Design Thinking

Design thinking is an orientation toward learning that encompasses active problem-solving and believing in one’s ability to create impactful change. One of the most important mindsets of design thinking is a bias towards action.

Step 1: Identify the Problem

Design thinking is a process of human-centered innovation, and empathy is its foundation. To empathize, you observe; you view users and their behavior in the context of their lives. You engage; you interact with and interview users through both scheduled and short encounters. You immerse; you put yourself into someone else’s shoes and experience what they experience. As a human-centered designer you need to understand the people for whom you are designing. The problems you are trying to solve are rarely your own – they are those of particular users; in order to design for your users, you must build empathy for who they are and what is important to them.

However limited emphasis should be placed on the so-called “voice of the customer,” since this is rarely a good source of insight. Simon Rucker articulates this very well in his article "How Good Designers Think" in the Harvard Business Review, where he writes:

“Good designers aim to move beyond what you get from simply asking consumers what they need and want. First of all because they understand that most people when asked don’t say what they mean or mean what they say, but also because people often don’t know. Good designers want to unearth what consumers can’t tell them”

The first secret of design in 'noticing'

As human beings, we get used to "the way things are" really fast. But for designers, the way things are is an opportunity ... Could things be better? How? In this funny, breezy talk, the man behind the iPod and the Nest thermostat shares some of his tips for noticing -- and driving -- change.

Step 2: Brainstorm and Design


Through rapid sketching activities, the team focuses on getting as many ideas (good and bad) down on paper as quickly as possible. Activities such as sketching can best be described as traversing down a decision tree. This is the essence of abductive thinking—a generative exercise of exploring what could be, as opposed to what is. With each new design decision explored, new constraints are introduced and new opportunities arise. Sketching by its nature is fast, transient, and has a tempo that prevents us from becoming too attached to a particular solution


Participants learn to sell their ideas, accept change, and negotiate positions to arrive at the strongest set of potential solutions worthy of further exploration and iteration. As cognitive psychologist Herbert Simon says, “Everyone designs who devises courses of action aimed at changing existing situations into preferred ones.” It is through the articulation of design concepts in the presentation phase that participants argue for what the preferred state is, and potentially how to get there. As Richard Buchanan says, “Products are vivid arguments about how we as humans, situated in social context, should lead our lives.”
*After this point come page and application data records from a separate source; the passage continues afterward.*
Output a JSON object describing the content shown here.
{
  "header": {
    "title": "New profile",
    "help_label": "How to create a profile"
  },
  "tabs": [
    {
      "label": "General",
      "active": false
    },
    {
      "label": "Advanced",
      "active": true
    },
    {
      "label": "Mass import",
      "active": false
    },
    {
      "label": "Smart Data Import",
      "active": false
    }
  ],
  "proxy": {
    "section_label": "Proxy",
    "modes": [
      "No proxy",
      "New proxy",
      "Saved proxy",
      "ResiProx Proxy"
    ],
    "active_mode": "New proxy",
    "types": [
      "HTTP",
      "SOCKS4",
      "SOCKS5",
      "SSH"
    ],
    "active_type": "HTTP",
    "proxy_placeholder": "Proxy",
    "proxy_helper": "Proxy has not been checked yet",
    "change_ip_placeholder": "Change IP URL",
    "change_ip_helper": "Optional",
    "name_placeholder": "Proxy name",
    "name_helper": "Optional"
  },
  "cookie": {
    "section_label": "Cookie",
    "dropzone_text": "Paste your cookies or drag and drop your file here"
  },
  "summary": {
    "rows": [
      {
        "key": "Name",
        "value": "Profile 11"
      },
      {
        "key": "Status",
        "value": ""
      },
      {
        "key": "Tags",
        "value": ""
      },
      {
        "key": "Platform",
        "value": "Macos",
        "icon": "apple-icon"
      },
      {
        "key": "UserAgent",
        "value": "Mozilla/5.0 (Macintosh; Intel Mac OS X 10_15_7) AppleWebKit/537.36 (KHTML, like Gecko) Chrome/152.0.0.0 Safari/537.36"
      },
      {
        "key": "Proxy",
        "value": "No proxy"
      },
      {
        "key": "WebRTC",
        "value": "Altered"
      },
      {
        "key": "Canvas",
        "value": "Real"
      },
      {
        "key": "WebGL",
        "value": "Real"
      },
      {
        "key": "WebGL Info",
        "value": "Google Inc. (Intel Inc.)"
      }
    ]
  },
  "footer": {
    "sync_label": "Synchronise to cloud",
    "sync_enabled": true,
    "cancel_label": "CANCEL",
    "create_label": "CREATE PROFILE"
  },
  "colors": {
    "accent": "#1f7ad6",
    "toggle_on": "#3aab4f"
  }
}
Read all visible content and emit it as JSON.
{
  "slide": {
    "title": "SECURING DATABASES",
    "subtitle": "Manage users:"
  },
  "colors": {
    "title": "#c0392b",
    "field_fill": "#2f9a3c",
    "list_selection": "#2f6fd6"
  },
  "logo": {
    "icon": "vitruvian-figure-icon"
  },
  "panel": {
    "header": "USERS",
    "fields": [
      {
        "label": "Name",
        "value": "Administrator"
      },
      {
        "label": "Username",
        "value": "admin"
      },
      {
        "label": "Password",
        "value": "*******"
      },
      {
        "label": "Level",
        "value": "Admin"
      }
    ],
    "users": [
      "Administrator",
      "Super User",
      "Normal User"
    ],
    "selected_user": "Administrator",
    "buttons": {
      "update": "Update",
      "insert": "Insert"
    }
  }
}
Highlight strong ideas worthy of further expansion while discarding weaker ideas in a safe, friendly environment. The aim of critique is to provide actionable and positive counterarguments to those being made in the sketches

  1. Who: Does the sketch solve a problem for the intended audience? Does the solution speak to the customer or does it speak to the designer’s ego?
  2. How: How does the concept solve for the problem and, more importantly, how can that solution be simplified?
  3. What: What is the argument being made by the solution and is it effective in achieving its goal? In other words, is it a compelling argument?
  4. Why: When sketching potential solutions, each participant will choose different angles of attack based on his own stance (or prejudices). Understanding that stance—the focus of attention or, in essence, the Why something is important to solve—is as important as the What

The specific insights from critique will provide the participants with an increased understanding of the assumptions and biases of fellow participants. The criticism will feed back into design in the iteration phase, specifically by pointing to inconsistencies between the solution being presented and the context of customer use and business constraints. Finally, the criticism will give the participant feedback for concepts that may not be fully fleshed out. Again Ideate - extract, steal, recombine, and transform until only one or two solid concepts survive.

Step 3: Build - Test - Evaluate and Redesign

When something fails, encourage kids to try again. Mistakes are opportunities for learning. In fact, the Design Thinking motto is, “Fail fast—succeed sooner.

Asking questions like

  1. What have you tried?
  2. How did it work?
  3. Why do you think it didn’t work?
  4. What else could you do?
  5. Does your design meet the criteria for success?
  6. What is the hardest problem to solve as you build your project?
  7. Why do you have to do something a few times before it works the way you want?